Some researchers think mathematical laws can explain how societies stop working. We should find out if they're right
IF HISTORY really is, in the famous dictum, just one damned thing after another, the shutdown of the US government this week must rank as one of the damnedest things in recent memory. A minority faction is holding the most powerful government in the world to ransom. This is not just theatrics: the attendant risks range from financial crisis to a cholera epidemic (see "The maths that saw the US shutdown coming"). We are getting an object lesson in why societies need effective governments.

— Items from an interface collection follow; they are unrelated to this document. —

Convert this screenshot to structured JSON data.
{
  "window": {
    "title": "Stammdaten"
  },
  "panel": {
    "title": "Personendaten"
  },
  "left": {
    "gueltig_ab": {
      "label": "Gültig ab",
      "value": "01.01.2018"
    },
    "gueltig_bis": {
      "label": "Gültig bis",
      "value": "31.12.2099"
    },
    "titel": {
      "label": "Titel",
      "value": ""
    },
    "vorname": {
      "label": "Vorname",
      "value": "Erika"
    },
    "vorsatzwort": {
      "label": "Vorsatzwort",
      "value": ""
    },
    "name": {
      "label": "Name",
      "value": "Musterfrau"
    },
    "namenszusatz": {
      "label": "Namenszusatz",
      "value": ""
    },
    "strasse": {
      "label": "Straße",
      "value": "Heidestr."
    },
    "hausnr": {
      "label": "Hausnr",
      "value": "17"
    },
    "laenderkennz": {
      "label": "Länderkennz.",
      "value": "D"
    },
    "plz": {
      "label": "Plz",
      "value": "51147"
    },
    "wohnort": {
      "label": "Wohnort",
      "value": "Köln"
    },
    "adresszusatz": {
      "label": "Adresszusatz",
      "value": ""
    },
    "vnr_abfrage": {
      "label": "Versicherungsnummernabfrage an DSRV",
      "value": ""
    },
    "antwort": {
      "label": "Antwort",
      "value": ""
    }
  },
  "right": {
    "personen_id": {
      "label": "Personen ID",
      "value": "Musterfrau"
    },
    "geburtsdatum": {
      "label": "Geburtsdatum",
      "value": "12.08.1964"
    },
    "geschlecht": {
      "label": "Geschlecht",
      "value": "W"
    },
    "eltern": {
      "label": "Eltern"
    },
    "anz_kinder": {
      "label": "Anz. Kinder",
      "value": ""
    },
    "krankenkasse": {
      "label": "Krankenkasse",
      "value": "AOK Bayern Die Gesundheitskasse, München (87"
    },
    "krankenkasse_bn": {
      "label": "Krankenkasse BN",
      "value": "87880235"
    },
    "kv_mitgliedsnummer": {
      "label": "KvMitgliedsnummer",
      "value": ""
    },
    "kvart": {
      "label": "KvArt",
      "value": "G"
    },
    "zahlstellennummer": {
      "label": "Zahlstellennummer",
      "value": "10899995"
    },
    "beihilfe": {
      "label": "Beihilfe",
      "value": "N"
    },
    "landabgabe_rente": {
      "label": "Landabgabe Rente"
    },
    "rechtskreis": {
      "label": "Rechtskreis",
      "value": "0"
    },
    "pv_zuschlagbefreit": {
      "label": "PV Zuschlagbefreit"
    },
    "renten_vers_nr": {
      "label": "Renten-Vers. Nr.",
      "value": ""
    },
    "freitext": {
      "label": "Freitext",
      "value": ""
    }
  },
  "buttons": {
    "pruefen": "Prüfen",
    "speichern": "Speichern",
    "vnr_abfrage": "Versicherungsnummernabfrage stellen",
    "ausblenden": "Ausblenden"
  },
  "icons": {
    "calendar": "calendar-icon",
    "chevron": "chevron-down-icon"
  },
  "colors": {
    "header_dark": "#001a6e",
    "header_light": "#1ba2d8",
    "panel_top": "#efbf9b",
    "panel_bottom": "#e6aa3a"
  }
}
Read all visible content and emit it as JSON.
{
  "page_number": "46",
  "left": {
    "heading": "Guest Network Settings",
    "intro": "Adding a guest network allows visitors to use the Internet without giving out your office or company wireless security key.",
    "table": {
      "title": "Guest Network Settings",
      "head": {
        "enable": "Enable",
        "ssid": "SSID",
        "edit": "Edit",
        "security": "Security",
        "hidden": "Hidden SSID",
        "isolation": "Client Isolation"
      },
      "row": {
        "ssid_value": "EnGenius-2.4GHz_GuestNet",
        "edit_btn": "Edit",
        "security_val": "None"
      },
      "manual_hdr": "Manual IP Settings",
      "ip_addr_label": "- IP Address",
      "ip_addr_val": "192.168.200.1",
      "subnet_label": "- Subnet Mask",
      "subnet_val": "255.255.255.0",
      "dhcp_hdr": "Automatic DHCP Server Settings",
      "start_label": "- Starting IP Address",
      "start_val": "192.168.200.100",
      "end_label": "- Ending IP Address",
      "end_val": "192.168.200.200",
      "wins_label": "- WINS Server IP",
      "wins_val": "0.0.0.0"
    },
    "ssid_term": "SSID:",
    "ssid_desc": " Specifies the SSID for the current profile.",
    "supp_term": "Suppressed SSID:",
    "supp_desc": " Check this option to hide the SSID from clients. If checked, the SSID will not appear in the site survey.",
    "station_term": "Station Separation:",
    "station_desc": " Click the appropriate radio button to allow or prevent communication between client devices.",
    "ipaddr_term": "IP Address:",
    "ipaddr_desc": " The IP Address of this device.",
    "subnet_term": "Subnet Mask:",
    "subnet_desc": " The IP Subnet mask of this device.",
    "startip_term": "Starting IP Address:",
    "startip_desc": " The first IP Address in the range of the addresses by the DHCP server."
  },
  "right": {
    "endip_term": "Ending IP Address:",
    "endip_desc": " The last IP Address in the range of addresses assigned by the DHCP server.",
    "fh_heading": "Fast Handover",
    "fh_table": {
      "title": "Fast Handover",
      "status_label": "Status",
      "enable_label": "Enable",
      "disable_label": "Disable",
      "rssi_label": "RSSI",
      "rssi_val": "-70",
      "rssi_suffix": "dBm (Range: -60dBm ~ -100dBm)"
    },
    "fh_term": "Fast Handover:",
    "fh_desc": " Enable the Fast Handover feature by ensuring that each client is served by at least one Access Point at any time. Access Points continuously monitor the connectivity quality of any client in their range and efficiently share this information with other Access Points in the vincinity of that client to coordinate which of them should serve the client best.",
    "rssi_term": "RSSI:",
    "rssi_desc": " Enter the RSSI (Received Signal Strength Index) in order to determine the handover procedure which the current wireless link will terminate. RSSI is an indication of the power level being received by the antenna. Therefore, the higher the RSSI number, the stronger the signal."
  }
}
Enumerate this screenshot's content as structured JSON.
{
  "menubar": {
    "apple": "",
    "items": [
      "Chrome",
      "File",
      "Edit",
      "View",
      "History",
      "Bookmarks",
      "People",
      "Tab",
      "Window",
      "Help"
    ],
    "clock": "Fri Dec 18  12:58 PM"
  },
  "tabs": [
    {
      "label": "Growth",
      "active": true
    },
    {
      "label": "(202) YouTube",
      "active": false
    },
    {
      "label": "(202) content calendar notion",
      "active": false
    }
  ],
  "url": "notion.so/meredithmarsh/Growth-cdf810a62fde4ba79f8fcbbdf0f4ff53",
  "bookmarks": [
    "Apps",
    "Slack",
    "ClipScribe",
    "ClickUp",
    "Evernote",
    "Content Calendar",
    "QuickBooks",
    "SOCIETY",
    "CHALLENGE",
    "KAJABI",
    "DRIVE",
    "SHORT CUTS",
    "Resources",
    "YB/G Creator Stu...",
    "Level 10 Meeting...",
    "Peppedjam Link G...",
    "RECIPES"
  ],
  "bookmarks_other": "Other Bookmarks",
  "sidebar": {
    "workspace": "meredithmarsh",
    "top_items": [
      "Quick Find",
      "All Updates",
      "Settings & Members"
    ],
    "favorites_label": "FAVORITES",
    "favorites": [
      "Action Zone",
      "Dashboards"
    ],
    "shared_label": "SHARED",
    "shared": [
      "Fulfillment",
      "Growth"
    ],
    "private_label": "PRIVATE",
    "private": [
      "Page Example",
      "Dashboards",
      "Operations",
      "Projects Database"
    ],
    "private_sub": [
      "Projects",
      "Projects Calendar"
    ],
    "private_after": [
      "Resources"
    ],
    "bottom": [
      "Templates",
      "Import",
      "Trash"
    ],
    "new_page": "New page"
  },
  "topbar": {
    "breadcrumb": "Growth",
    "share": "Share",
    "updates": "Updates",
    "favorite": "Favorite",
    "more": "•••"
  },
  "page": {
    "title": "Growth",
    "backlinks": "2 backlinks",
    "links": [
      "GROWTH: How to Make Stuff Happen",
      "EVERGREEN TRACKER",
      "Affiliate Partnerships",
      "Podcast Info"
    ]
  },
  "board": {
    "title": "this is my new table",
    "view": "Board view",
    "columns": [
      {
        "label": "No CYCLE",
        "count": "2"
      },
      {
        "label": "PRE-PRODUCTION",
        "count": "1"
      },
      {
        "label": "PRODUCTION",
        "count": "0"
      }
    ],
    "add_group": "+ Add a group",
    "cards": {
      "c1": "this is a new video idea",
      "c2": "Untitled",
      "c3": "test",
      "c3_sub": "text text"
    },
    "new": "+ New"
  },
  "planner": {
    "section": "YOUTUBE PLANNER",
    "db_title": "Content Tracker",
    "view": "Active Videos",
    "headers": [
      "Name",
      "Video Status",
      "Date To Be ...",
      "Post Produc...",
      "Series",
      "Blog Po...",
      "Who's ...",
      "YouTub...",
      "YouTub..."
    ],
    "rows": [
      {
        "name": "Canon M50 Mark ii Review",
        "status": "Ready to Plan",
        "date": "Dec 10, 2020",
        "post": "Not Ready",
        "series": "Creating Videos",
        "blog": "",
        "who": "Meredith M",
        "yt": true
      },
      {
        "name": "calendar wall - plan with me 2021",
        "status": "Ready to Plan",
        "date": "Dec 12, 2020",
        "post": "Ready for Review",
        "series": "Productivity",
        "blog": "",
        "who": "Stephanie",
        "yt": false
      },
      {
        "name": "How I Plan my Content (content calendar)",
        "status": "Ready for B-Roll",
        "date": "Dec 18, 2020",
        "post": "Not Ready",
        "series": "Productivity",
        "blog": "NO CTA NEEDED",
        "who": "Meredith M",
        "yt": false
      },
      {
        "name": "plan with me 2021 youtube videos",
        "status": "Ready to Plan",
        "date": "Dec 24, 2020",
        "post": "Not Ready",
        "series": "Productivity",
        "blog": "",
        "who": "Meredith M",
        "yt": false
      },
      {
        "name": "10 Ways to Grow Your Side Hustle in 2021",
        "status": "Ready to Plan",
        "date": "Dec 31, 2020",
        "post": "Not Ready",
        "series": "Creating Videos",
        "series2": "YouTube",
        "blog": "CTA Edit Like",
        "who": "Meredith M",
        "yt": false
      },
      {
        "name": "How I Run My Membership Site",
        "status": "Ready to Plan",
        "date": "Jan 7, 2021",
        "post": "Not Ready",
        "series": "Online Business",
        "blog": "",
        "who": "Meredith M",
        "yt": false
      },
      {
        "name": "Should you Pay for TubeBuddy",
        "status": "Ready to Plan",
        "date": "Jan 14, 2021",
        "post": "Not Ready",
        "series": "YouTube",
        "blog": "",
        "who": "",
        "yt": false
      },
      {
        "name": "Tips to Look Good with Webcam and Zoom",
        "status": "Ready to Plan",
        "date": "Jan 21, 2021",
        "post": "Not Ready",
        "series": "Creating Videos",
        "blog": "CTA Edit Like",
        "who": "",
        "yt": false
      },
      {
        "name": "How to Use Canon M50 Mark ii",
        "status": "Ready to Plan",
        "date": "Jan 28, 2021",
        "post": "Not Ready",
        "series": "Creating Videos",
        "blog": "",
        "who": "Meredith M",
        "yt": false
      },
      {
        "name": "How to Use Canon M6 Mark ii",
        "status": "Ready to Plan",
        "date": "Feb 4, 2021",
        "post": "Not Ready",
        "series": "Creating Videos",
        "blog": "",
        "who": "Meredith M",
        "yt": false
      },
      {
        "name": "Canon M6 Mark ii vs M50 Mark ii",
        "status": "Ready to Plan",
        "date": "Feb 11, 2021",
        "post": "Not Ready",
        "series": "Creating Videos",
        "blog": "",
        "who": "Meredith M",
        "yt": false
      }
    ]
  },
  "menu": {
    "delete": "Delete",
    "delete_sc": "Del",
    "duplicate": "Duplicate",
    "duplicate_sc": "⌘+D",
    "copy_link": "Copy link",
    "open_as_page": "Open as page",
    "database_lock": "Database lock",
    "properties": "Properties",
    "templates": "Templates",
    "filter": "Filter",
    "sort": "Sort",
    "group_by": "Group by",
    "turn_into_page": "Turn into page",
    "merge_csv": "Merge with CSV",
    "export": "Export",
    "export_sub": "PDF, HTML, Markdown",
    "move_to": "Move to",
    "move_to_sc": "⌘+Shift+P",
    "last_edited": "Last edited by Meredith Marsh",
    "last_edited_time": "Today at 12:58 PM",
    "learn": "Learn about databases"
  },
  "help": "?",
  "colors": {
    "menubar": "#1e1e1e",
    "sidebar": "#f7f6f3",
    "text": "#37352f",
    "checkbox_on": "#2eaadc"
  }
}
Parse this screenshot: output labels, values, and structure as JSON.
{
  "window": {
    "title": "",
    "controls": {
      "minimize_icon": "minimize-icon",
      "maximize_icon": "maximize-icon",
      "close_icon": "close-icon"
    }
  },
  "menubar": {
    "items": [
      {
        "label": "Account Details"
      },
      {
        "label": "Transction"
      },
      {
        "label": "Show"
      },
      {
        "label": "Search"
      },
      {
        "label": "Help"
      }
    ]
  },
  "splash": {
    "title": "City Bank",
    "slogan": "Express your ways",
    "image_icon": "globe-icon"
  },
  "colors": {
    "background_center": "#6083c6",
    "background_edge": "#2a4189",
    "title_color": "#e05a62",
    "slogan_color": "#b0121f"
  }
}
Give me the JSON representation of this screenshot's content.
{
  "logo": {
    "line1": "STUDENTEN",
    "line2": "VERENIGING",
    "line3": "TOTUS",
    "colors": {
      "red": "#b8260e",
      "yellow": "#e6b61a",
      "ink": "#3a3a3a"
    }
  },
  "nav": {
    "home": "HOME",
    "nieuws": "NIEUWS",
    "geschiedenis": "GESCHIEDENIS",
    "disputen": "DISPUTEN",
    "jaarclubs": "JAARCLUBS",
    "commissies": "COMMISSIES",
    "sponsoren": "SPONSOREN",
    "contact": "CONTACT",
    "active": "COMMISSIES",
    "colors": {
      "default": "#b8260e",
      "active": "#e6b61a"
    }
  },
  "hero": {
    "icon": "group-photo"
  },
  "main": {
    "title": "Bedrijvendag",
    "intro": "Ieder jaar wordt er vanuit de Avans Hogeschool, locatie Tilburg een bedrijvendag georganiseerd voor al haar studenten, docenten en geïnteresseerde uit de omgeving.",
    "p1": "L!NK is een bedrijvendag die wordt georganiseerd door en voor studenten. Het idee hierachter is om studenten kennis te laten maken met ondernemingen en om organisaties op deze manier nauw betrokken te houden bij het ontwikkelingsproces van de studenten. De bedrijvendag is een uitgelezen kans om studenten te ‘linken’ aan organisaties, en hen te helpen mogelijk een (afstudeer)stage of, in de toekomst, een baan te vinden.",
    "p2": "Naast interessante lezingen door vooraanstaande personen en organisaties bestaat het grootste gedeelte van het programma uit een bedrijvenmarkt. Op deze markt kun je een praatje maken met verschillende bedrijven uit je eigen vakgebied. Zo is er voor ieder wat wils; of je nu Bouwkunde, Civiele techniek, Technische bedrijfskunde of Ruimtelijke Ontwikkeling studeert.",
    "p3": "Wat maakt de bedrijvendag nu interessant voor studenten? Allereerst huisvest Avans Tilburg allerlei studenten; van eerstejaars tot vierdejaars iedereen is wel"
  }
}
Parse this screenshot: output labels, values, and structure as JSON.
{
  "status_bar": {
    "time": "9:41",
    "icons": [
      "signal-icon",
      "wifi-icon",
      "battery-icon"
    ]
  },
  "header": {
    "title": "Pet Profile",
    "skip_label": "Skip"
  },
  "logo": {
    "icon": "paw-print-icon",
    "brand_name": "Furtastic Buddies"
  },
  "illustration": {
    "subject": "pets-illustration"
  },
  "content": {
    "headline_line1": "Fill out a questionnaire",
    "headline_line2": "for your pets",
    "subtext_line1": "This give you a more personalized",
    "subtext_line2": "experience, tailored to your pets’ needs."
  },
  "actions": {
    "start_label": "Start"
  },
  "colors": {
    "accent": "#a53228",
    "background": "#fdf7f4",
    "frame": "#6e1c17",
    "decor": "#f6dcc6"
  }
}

The US isn't the only nominally democratic government that is dysfunctional, paralysed or deemed irrelevant by many of its citizens: consider Greece or Egypt, whose current plight is difficult to square with conventional political theory. Can science help?